▸ YOUR INSTRUCTIONS
Where a line holds the word "label", copy that line from the data below.

▸ SOURCE MATERIAL
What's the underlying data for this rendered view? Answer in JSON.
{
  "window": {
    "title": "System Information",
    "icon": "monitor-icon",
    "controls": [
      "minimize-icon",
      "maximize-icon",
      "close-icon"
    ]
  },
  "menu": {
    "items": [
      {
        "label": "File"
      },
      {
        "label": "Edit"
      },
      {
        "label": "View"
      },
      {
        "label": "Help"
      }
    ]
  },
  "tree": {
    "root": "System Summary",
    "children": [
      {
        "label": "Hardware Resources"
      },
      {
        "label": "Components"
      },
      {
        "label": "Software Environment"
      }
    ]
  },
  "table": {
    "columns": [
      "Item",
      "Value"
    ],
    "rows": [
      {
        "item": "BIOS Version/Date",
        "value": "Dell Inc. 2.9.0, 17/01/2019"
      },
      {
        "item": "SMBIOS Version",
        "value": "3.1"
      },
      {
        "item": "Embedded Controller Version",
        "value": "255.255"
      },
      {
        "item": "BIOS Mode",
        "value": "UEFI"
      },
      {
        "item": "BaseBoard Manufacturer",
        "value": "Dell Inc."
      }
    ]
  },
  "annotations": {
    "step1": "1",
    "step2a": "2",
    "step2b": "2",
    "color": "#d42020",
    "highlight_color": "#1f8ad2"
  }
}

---

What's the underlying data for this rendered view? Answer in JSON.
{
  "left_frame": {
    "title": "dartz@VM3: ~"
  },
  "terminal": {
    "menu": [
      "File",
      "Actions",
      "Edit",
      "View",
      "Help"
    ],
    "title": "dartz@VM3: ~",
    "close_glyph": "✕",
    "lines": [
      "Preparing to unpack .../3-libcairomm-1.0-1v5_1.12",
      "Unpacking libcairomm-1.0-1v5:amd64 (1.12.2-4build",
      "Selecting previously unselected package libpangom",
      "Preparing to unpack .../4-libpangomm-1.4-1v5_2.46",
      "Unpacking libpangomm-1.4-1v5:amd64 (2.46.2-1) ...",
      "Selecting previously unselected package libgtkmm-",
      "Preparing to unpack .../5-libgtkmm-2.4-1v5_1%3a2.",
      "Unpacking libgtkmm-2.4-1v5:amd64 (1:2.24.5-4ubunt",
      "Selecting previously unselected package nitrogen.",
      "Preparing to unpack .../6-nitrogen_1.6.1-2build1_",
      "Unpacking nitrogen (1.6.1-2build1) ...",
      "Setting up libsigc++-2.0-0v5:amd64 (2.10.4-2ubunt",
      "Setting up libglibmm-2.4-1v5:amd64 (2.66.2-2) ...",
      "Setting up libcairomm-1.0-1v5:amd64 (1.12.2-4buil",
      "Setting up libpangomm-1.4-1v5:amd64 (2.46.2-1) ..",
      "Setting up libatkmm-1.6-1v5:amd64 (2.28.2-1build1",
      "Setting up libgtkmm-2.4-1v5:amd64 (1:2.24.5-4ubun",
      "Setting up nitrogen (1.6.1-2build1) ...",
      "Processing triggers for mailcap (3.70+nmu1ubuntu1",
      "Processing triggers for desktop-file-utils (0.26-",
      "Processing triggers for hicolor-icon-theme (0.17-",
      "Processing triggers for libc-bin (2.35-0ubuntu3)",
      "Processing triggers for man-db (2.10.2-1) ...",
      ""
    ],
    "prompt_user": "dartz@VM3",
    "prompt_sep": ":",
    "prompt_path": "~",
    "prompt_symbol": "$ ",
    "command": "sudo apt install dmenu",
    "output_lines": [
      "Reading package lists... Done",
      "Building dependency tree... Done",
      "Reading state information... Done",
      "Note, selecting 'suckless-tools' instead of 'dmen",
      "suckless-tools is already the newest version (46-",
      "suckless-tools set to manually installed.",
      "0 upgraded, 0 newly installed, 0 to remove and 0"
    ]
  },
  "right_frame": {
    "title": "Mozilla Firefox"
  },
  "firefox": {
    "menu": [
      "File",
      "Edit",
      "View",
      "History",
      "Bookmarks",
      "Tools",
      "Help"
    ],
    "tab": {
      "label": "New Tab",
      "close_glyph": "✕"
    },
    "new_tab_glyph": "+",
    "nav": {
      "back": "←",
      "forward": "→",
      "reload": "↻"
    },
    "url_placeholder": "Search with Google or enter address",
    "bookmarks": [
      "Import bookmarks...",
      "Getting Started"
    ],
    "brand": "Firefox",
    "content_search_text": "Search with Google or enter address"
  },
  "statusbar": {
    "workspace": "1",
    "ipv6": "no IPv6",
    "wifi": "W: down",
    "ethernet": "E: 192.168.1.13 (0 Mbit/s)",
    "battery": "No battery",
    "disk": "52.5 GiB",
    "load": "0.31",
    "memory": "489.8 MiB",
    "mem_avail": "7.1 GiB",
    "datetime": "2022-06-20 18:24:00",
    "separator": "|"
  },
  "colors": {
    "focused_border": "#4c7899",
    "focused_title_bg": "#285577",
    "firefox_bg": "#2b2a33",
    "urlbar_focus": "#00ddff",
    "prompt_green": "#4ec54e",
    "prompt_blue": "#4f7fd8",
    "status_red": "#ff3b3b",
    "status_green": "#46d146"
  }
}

▸ EXERCISE ANSWER
        "label": "File"
        "label": "Edit"
        "label": "View"
        "label": "Help"
        "label": "Hardware Resources"
        "label": "Components"
        "label": "Software Environment"
      "label": "New Tab",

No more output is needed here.